With more veterans than strangers lining up across the Clemson defense, All-American defensive end Vic Beasley made a semi-startling admission.

"We've got a lot of experience, so things come kind of easy for us," he said Friday after the second of 15 spring practices.

Head coach Dabo Swinney had insisted three days prior he planned to push the defense's senior starters - Beasley, Corey Crawford, Grady Jarrett, Stephone Anthony and Robert Smith - out of their comfort zone.

"I want him to challenge us," Beasley said. "Because we tend to slack off, we tend to feel like we're such great players - I mean, we're all good players, but there's always room for improvement."

Defensive coordinator Brent Venables, hard-nosed as you'd expect an old-school defensive coordinator to be, has a simple solution for making his older players feel the heat.

"Show 'em the tape," Venables said. "I don't mean to be ugly, but we've got a lot of work to do. Everybody has to get better.

"You've got to be critical. You've got to tell them the truth. Give them the good, the bad, the ugly. As you teach some of the new guys, you show them what it's supposed to look like. But you gotta show them all the bad plays, and there's plenty of them."

With the bulk of Clemson's pass-rushers and run-stoppers returning from last year's squad, which led the nation with 123 tackles for loss, the Holy Grail has been dubbed.

"No. 1. Best defense in the country," Beasley said. "We don't want to get scored on. We don't want to give up no points. We want to lead the country in every category."

Beasley wasn't alone in his proclamation. Smith, a safety out of Woodland, said "I want to be No. 1" twice in terms of defensive rankings.

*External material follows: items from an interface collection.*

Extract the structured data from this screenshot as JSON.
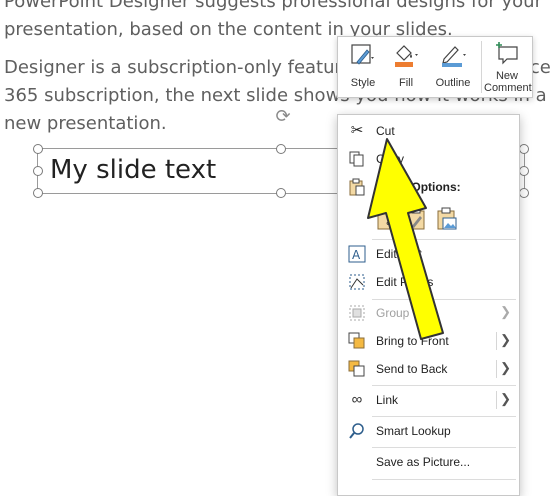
{
  "slide": {
    "paragraph1": "PowerPoint Designer suggests professional designs for your presentation, based on the content in your slides.",
    "paragraph2": "Designer is a subscription-only feature. If you have an Office 365 subscription, the next slide shows you how it works in a new presentation.",
    "textbox_text": "My slide text"
  },
  "mini_toolbar": {
    "style_label": "Style",
    "fill_label": "Fill",
    "outline_label": "Outline",
    "new_comment_label": "New\nComment",
    "fill_color": "#ed7d31",
    "outline_color": "#5b9bd5"
  },
  "context_menu": {
    "cut": "Cut",
    "copy": "Copy",
    "paste_options": "Paste Options:",
    "edit_text": "Edit Text",
    "edit_points": "Edit Points",
    "group": "Group",
    "bring_to_front": "Bring to Front",
    "send_to_back": "Send to Back",
    "link": "Link",
    "smart_lookup": "Smart Lookup",
    "save_as_picture": "Save as Picture..."
  },
  "annotation": {
    "arrow_color": "#ffff00",
    "arrow_outline": "#333333"
  }
}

"In my last year, I would like to say when I left Clemson University, we were the No. 1 defense in the nation. I want to be the No. 1 secondary in the nation," Smith said. "I could always come back, point people to the tombstones, and say, we beat LSU, we beat Ohio State, and I would like to say my last year, we were national champions, No. 1 in defense and No. 1 in the secondary."

Those goals are unlikely, but not as preposterous as they might have been before Venables was hired two years ago to turn around a wayward defense.

In 2013, the Tigers ranked 16th in pass defense and 25th in total defense. In 2009, Clemson was seventh in pass defense, the school's highest such ranking since 1939 when it was fourth.

The Tigers have led the nation in total defense once, yielding a paltry 216.9 yards per game in 1990.

"There's still a lot of room for improvement if we want to be a top-5, top-10 type of defense," Swinney said. "That's what we want to be; we want to be the best."

It won't happen if the big plays persist. Clemson allowed 11 gains of 50 yards or more, and 27 of at least 30 yards, in 13 games last year.

"Just being reactive to things, like screens and draws, is our biggest concern this year," Beasley said. "Especially because when we played South Carolina, that's what hurt us the most."

Venables identified the majority of breakdowns as physical, as in miscues after the ball is snapped, though he'll also emphasize presnap formations in his educational moments this spring.

"Missed tackle, missed leverage on a route, misfit in a run game, a safety's not where he's supposed to be or a 'backer pushes the ball the wrong way," Venables said, "those are all things you throw in their face right now."

An even faster tempo during practice than normal, or extra work after sessions, could be in store spanning the next month.

"You're going to get what you demand," Venables said. "We have a good group of humble guys. They'll follow our lead."

It was only two years ago the Tigers were outside the top 70 in total defense, and Venables' predecessor, Kevin Steele, was dismissed after the 70-33 Orange Bowl loss to West Virginia.

Defensive players on the roster at the time, and today, remember how badly they were mocked.

"We've got to put the work in to be great. If we don't put the work in, we won't be great," Anthony said. "People can say all they want to say about us, but if we aren't working, we aren't going to be that."

For the first time in a few years, Clemson's defense is trying to prove people right, not wrong.